From what we're hearing in our regional housing dialogues (held with MN Housing Finance Agency and Greater Minnesota Housing Fund), preservation of existing, affordable rental properties is a huge concern.
@Dave - Average vacancy rates mask community by community variations. Among our portfolio in Region 5, the vacancy rate is 7%.
I agree with Deb. Because resources are becoming more limited it is hard to determine which should be the priority, creating new affordable units or preserving existing.
Is one or the other less expensive? Do those two alternatives target different groups of people?
Initial poll feedback leans towards "No" on additional government spending on affordable housing. For those of you who say "No" it would be great to hear why you feel that way.
@Deanna. USDA & other funders in Greater Minnesta are working on building a common understanding of the factors that would make a property a preservation priority. This includes things like financial viability -- low vacancy rates indicate good demand. How many units are in the building, and how many have 2 or more bedrooms? 2 BR units are in greater demand.
Preservation in my opinion (especially RD 515 projects) is very needed because they serve the very low income households and provide rental assistance (in most cases). new construction may be more expensive - but increases the number of needed units.
@Pam thanks for joining. How difficult was it to get a loan for your project?
Is Pam's solution one that could be make to work for more people?
@Pam. I think for a lot of reasons, preservation & rehab of current housing stock is key. In some cases, it's less expensive to tear down old housing and build new in its place.
@Pam and Dave. What we at USDA need is input from individual communities. Where is preservation important? Where does demand exceed available units or homes available?
So, if I am a community leader and know there are some fixer uppers in my town, can I come to USDA and get help fixing them up?
@ Deanna. At USDA, we are trying to figure out where our subsidized rental units are NOT needed because market rents in the are are very low. If we let those properties "age out" of our program, we would have resources to devote to communities in greater need.
Rick Podvin commented on the Ground Level page: "The private sector will be part of the solution if they can see a way to make an honest dollar while making housing as affordable as the fair market allows." Can that be made to work?

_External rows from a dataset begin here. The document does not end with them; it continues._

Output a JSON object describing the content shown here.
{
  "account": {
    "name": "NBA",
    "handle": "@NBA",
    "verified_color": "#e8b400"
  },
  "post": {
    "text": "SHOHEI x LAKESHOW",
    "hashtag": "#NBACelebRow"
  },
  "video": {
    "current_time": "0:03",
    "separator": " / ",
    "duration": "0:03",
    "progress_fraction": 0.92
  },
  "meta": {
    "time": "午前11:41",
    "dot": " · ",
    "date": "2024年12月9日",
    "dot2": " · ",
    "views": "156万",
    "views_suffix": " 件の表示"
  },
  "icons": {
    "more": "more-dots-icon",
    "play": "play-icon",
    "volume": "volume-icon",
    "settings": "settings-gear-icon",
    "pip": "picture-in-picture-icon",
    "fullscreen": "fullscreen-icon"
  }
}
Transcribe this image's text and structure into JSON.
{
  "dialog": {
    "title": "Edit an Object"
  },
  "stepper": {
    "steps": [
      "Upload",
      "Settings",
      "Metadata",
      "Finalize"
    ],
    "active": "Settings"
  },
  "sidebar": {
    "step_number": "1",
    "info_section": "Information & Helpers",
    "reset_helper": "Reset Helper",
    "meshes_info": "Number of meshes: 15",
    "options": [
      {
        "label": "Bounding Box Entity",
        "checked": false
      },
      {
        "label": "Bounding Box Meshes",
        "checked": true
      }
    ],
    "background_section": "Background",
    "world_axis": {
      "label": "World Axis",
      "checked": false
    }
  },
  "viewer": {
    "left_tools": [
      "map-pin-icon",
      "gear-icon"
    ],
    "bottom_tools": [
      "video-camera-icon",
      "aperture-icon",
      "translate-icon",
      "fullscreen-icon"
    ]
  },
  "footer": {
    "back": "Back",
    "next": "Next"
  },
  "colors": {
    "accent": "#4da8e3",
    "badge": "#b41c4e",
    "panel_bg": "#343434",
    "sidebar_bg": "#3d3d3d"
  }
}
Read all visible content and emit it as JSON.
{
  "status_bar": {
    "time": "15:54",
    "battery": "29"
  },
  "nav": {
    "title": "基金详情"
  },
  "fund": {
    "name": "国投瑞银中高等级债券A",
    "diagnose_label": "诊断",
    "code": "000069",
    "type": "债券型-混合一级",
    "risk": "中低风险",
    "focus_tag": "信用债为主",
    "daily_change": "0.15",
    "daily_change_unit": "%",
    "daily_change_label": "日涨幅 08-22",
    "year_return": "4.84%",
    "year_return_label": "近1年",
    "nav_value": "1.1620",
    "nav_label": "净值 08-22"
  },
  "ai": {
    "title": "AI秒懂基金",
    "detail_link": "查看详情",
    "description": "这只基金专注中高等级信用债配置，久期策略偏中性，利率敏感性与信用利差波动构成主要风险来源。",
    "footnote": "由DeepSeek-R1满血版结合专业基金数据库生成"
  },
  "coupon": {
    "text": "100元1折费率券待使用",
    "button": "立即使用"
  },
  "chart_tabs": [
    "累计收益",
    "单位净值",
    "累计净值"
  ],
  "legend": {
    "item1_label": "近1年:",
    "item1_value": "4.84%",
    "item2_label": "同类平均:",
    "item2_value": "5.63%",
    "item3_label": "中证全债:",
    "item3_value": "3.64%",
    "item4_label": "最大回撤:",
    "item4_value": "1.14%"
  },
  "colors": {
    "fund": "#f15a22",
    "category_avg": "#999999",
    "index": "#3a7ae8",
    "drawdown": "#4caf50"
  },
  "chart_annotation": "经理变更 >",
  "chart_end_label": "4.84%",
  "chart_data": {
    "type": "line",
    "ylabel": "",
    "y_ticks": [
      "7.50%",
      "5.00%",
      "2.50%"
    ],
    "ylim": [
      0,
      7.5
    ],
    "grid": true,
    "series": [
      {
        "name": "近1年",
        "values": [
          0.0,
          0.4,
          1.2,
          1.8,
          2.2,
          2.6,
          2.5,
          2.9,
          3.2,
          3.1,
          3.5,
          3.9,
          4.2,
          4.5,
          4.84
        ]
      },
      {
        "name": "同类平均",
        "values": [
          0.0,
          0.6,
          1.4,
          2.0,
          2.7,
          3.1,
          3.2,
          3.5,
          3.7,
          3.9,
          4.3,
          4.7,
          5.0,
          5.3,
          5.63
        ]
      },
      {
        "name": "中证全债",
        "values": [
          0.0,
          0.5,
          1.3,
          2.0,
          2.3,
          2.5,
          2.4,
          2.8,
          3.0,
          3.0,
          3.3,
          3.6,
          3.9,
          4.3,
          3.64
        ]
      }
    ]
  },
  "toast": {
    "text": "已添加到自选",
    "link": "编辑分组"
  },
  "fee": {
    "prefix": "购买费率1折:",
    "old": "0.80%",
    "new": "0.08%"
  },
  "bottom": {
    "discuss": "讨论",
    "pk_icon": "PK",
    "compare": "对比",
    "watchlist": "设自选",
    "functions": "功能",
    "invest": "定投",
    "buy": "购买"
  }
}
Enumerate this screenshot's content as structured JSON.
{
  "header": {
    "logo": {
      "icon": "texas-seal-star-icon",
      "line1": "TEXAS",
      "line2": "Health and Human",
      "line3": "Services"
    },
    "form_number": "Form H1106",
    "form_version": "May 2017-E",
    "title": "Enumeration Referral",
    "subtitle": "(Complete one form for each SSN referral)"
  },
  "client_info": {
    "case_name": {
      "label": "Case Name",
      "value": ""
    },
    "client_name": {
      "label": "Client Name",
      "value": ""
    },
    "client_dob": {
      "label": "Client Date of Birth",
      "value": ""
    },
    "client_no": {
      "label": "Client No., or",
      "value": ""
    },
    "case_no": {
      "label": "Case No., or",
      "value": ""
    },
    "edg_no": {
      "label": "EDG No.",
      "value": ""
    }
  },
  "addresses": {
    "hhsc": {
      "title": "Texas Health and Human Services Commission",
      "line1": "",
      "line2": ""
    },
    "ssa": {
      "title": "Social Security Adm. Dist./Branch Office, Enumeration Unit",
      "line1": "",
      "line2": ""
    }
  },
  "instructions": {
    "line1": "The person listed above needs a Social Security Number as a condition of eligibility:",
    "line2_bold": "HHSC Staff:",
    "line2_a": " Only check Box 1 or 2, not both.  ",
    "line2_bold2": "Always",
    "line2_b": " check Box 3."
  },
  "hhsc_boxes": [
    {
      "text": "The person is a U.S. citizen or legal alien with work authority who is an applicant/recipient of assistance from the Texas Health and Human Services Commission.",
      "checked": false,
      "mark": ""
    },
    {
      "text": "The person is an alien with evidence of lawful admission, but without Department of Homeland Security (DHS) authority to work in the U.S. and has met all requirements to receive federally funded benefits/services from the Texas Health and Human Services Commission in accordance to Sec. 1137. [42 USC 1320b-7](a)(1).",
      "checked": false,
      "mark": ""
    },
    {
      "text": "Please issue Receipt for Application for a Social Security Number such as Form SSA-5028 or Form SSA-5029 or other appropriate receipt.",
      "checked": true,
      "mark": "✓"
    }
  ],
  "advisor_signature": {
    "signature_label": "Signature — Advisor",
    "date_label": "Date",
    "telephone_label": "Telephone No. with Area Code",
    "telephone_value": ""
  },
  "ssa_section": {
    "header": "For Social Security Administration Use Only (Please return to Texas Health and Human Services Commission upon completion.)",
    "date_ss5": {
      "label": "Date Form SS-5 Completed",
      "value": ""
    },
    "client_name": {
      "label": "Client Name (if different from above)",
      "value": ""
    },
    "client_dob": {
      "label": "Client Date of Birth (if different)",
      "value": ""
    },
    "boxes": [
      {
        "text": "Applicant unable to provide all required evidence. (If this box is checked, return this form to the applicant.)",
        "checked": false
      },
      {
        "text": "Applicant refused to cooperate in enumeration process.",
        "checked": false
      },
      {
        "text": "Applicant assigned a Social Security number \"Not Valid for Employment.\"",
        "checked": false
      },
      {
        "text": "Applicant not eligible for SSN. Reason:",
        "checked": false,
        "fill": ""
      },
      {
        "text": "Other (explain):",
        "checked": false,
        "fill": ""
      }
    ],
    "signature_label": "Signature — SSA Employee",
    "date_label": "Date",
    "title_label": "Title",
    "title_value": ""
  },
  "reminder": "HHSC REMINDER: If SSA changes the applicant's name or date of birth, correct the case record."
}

@ Dave re: fixer-upper. We do have home repair loans, mostly availabe to very low income seniors & home conditions that needs of a health and safety nature. Other organizations have funds available that may be more flexible.
@ Deb, That would be good to have additional resources available to properties within region 5..